Worldwide impact

The figures concerning asbestos-related deaths in the UK show how vital it is for campaigns such as this to take place, but when you also take global statistics into consideration, the importance becomes even clearer.

The World Health Organisation (WHO) estimates more than 107,000 people die each year from asbestos-related lung cancer, mesothelioma and asbestosis resulting from occupational exposures. One in every three deaths from occupational cancer is estimated to be caused by asbestos.

The WHO has compiled a list of documents reflecting its assessment of the risks of the different forms of asbestos and WHOs' technical directions and recommendations for the elimination of asbestos-related diseases, which all can be found here.

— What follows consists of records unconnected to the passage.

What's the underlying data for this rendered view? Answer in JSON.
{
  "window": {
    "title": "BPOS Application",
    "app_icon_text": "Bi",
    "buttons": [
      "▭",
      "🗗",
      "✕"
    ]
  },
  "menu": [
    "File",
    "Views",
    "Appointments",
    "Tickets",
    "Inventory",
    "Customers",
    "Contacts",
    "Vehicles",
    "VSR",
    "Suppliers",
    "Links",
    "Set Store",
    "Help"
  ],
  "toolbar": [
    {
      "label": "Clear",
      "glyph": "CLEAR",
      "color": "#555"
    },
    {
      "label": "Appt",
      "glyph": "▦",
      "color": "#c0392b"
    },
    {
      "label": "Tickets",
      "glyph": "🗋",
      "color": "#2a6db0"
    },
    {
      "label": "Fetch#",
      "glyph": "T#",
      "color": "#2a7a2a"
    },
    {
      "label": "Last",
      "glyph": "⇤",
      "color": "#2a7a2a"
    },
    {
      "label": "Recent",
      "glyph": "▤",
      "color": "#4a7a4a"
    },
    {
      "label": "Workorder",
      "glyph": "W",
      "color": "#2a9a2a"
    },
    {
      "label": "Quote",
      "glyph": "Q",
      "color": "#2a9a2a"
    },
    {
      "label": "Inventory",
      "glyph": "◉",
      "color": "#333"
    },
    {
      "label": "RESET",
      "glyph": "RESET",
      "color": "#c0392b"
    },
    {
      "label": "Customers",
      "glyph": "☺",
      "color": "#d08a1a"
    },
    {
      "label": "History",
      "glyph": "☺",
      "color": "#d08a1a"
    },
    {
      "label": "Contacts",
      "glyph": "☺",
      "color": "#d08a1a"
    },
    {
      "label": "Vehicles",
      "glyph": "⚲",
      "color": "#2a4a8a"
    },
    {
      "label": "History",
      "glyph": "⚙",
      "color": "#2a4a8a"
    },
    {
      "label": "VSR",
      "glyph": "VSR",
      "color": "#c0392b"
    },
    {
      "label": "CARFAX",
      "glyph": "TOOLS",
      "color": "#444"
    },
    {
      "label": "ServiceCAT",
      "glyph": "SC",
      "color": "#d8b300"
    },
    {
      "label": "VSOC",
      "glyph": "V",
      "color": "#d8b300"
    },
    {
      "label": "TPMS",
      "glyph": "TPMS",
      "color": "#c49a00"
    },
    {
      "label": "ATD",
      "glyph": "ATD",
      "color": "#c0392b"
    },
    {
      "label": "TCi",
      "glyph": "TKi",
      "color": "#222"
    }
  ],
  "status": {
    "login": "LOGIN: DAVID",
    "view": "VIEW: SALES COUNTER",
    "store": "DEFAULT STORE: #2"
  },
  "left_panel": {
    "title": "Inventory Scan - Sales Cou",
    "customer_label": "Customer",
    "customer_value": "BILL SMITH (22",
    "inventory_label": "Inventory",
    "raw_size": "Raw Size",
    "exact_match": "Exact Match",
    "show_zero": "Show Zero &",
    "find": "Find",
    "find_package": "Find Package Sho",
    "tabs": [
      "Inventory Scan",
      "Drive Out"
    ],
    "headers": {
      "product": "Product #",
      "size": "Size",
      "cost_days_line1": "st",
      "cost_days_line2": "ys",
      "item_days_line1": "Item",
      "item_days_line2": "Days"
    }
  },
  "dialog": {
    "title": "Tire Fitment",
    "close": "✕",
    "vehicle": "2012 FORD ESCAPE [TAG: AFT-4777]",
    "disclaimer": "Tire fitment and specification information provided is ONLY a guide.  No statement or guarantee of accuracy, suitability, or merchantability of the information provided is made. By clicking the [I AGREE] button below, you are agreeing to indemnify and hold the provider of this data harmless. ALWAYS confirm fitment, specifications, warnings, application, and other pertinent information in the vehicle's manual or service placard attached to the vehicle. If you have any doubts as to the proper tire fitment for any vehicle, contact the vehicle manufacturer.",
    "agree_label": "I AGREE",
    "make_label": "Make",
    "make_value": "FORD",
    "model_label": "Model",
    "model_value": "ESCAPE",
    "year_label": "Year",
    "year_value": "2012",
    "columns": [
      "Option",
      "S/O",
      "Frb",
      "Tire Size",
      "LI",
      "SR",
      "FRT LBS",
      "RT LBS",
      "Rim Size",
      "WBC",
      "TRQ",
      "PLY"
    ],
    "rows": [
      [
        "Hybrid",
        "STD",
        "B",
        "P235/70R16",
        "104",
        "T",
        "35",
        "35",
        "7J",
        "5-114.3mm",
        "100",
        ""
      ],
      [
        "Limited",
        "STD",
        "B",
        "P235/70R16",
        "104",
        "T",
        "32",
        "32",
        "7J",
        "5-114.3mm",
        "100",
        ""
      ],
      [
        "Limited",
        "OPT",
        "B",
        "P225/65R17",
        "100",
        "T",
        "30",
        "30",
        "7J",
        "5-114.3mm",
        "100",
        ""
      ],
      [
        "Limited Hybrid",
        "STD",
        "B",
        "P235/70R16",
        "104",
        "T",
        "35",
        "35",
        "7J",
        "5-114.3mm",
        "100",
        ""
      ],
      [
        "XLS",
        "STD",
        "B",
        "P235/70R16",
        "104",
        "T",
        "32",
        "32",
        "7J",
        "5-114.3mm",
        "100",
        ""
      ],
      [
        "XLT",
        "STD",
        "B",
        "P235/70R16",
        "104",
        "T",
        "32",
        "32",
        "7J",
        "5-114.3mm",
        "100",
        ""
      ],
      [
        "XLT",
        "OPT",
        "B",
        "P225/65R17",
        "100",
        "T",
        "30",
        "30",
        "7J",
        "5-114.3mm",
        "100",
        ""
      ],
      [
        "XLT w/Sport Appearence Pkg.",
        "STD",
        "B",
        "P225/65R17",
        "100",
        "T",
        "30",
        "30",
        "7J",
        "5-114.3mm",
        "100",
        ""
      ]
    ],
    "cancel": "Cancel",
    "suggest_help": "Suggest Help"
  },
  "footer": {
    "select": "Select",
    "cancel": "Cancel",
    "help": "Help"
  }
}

In the US, October is Health Literacy Month, and at the Asbestos Disease Awareness Organization (ADAO), that means saving lives through prevention. It states that everyone should know the Irrefutable Facts about how to protect your loved ones from asbestos exposure because the only two ways to end asbestos-caused diseases are prevention and a cure.

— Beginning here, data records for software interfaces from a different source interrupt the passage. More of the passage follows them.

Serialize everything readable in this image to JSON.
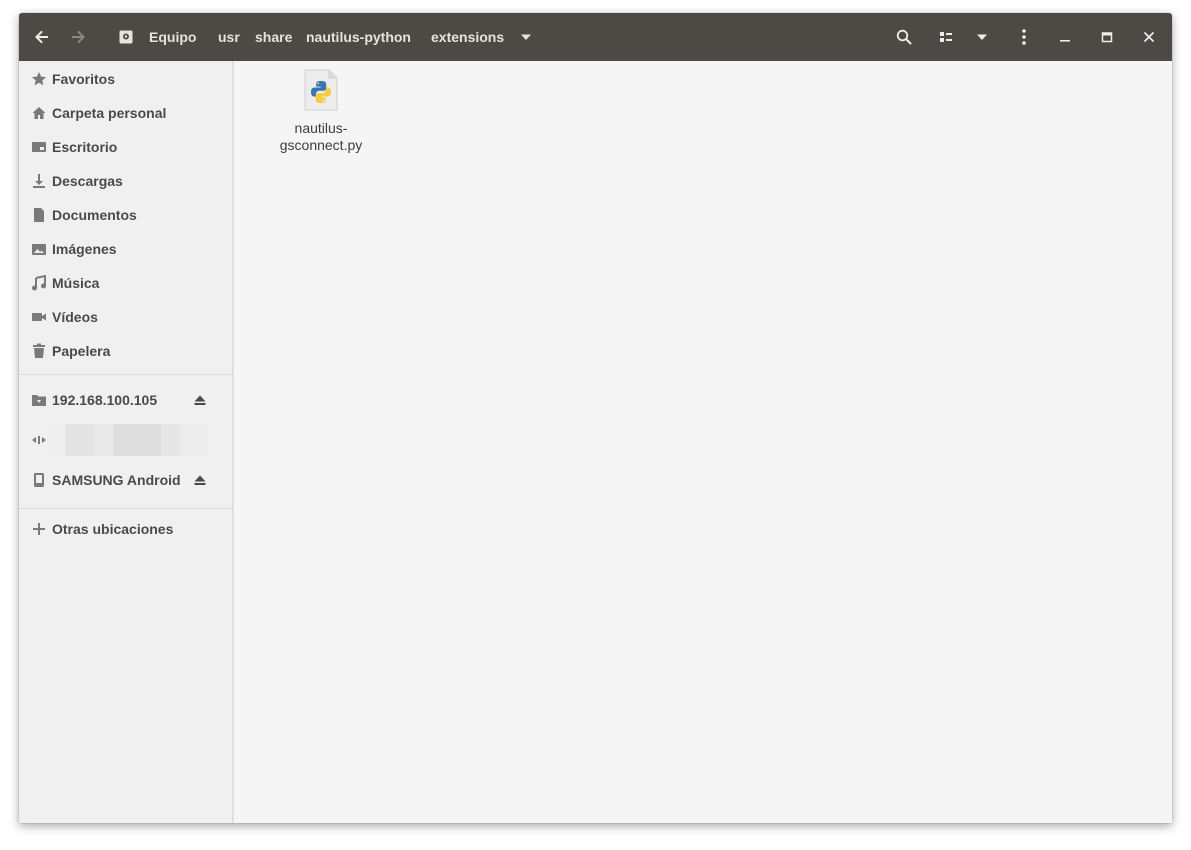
{
  "headerbar": {
    "breadcrumbs": [
      "Equipo",
      "usr",
      "share",
      "nautilus-python",
      "extensions"
    ],
    "back_icon": "arrow-left-icon",
    "forward_icon": "arrow-right-icon",
    "search_icon": "search-icon",
    "view_icon": "list-view-icon",
    "sort_icon": "chevron-down-icon",
    "menu_icon": "kebab-menu-icon"
  },
  "sidebar": {
    "places": [
      {
        "label": "Favoritos",
        "icon": "star-icon"
      },
      {
        "label": "Carpeta personal",
        "icon": "home-icon"
      },
      {
        "label": "Escritorio",
        "icon": "desktop-icon"
      },
      {
        "label": "Descargas",
        "icon": "download-icon"
      },
      {
        "label": "Documentos",
        "icon": "document-icon"
      },
      {
        "label": "Imágenes",
        "icon": "image-icon"
      },
      {
        "label": "Música",
        "icon": "music-icon"
      },
      {
        "label": "Vídeos",
        "icon": "video-icon"
      },
      {
        "label": "Papelera",
        "icon": "trash-icon"
      }
    ],
    "devices": [
      {
        "label": "192.168.100.105",
        "icon": "network-folder-icon",
        "ejectable": true
      },
      {
        "label": "SAMSUNG Android",
        "icon": "phone-icon",
        "ejectable": true
      }
    ],
    "other_locations": "Otras ubicaciones"
  },
  "files": [
    {
      "name_line1": "nautilus-",
      "name_line2": "gsconnect.py",
      "icon": "python-file-icon"
    }
  ],
  "colors": {
    "headerbar_bg": "#4d4944",
    "sidebar_bg": "#f0f0f0",
    "content_bg": "#f5f5f5"
  }
}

Its theme is ‘Be a Health Literacy Hero’, and is asking for you to be a hero today by reading and sharing the Occupational Safety and Health Administration’s “Asbestos Fact Sheet” about asbestos exposure in the workplace.

We spoke to Linda Reinstein, President/CEO, Asbestos Disease Awareness Organization (ADAO), who offered her views:

"As a mesothelioma widow and co-founder of the Asbestos Disease Awareness Organization (ADAO), time has proven to me that education saves lives. It is staggering to witness the ongoing catastrophic collateral damage caused from asbestos. 

“The International Social Security Association reported in 2011 that the “cost-benefit potential for investments in prevention may be as strong as 1 : 2.2, and even higher in some cases”.

“Through collective activism and partnering for prevention, the global asbestos struggle continues to gain momentum. ADAO’s digital storytelling has allowed us to connect internationally; sharing our personal stories about the devastating impact asbestos has on our families and communities.”

Linda added: 

“It is reprehensible that Russia, China, Brazil, and Kazakhstan mined nearly two million metric tons of asbestos last year. While promising research continues, prevention remains the only cure for asbestos disease. It will take decades to end the man-made disasters caused from asbestos, but asbestos victims are united and change is imminent.”

To find out more about ADAO’s efforts throughout Health Literacy Month and their ongoing work, visit their website.

The future

While estimates show that currently about 125 million people in the world are exposed to asbestos at the workplace, it is clear that something needs to be done. The efforts of the HSE with its new safety campaign are a great start and will hopefully lead to similar initiatives across the world.

Our latest forum relates to this blog and we want to hear from you about what you think should be done to tackle this grave problem. Is the new HSE campaign enough or should this merely be the start in a long line of actions? Wherever in the world you are based, please share with us your views on this issue in our forum discussion group.